Moët & Chandon in particular has made sensationalist efforts to grab the attention of Chinese consumers through efforts such as a Great Wall hot-air balloon fly-by, promotional parties and events in Beijing and Shanghai, a China visit by brand ambassador Scarlett Johansson, and social media campaigns. The brand is currently running promotional campaigns with actress Fan Bingbing, which can be seen in the video embedded below.
Some concern has been expressed over the possibility that Chinese sparkling wine makers will be put at a disadvantage thanks to the different connotations of the Chinese words for “Champagne” and “sparkling wine.” The Chinese word for Champagne is a transliteration of the French word, xiangbin jiu (香槟酒). Many Chinese sparkling wine makers have preferred using this name to the translation of “sparkling wine” or qipao jiu (起泡酒), because qipao not only means “bubbling,” but can also translate into “to blister” or “to sprout boils”—not the best marketing language for a classy, celebratory beverage.
One interesting fact about the new registration is that it puts French Champagne makers in the position of stating that the United States needs to rise to China’s level when it comes to name protection. The United States, which is the world’s second-largest export market for Champagne, does not fully protect it, but rather bans the “Champagne” designation on sparkling wines produced in 2006 and after. However, it makes exceptions for beverages such as “Napa Valley champagne. “The US is increasingly isolated in the world. It is one of a handful of countries, along with Russia, Vietnam and Argentina, that does not protect the champagne name,” said Thibaut Le Mailloux “For us, it’s a matter of principle and consumer information.”

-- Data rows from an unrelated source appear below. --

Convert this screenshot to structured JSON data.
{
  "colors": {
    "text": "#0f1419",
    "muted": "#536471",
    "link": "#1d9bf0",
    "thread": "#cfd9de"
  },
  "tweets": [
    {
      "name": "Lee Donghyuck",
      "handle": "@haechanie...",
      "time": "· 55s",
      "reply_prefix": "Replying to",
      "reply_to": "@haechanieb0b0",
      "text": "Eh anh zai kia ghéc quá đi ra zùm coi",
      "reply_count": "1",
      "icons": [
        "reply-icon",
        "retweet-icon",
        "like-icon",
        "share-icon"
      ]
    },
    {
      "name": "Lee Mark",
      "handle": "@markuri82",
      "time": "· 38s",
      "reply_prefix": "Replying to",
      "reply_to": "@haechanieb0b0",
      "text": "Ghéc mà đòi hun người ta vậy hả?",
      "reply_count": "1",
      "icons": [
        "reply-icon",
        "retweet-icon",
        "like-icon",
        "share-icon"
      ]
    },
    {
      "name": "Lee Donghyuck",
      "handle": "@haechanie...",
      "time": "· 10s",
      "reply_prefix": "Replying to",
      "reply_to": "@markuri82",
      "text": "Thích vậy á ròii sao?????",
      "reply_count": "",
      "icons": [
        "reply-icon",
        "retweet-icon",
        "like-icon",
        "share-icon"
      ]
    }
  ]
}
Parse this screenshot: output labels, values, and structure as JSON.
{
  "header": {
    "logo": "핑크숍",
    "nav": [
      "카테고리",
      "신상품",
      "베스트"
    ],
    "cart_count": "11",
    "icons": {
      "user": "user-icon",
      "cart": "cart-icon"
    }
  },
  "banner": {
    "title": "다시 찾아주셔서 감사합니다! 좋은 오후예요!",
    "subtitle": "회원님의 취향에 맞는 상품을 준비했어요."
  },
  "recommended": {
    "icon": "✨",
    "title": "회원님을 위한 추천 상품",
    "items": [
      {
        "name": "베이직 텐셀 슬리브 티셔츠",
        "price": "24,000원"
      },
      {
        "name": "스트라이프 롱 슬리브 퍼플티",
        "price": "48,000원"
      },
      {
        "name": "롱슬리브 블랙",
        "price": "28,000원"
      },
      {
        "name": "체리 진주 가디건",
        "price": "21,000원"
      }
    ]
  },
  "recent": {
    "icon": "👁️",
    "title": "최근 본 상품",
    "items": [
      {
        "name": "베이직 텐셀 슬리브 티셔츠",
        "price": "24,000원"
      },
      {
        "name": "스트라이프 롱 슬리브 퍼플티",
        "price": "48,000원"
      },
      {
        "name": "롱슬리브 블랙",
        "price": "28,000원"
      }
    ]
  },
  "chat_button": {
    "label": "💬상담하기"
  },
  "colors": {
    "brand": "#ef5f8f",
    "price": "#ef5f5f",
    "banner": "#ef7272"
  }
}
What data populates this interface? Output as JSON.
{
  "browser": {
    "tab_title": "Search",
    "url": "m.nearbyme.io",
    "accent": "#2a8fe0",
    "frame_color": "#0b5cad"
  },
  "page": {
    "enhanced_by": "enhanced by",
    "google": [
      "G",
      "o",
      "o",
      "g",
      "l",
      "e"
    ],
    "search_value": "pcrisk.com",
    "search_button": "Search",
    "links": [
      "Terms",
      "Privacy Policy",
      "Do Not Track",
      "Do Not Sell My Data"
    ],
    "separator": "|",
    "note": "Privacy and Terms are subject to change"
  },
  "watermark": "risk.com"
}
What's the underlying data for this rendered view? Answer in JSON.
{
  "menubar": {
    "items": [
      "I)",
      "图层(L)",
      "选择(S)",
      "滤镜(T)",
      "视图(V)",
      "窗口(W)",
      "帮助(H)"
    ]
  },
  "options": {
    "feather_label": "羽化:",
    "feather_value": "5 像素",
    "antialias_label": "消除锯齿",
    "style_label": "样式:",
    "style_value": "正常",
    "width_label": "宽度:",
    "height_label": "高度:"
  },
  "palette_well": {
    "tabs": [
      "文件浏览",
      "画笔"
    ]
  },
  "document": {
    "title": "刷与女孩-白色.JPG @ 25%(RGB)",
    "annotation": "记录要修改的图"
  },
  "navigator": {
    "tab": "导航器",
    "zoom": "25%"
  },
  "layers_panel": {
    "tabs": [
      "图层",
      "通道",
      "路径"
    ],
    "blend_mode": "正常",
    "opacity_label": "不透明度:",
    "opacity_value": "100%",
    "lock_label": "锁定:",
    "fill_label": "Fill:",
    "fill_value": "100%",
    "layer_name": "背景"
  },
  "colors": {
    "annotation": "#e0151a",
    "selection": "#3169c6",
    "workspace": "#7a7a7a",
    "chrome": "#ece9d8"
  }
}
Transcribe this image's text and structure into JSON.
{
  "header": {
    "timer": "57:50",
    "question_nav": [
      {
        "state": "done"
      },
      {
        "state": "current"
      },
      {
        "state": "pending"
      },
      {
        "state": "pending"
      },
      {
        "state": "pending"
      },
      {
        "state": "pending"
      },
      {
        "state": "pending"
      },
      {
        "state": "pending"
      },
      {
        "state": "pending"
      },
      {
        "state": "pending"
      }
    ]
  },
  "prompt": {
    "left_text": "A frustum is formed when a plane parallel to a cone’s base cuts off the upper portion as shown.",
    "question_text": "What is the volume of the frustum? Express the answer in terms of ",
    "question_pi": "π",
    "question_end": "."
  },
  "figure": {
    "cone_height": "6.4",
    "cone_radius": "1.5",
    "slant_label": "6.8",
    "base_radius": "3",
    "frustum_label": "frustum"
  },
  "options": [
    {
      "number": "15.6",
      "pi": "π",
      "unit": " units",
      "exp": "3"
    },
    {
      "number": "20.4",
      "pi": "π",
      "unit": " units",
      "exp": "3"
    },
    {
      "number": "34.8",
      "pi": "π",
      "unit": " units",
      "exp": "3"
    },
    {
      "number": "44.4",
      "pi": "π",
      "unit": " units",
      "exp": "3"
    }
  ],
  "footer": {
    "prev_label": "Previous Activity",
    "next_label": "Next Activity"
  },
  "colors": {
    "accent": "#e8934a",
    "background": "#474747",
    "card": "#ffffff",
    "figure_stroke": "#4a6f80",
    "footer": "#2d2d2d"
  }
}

Champagne is not the only alcoholic beverage name that is protected in China. Authorities have also registered Cognac, Scotch, and Napa Valley wine.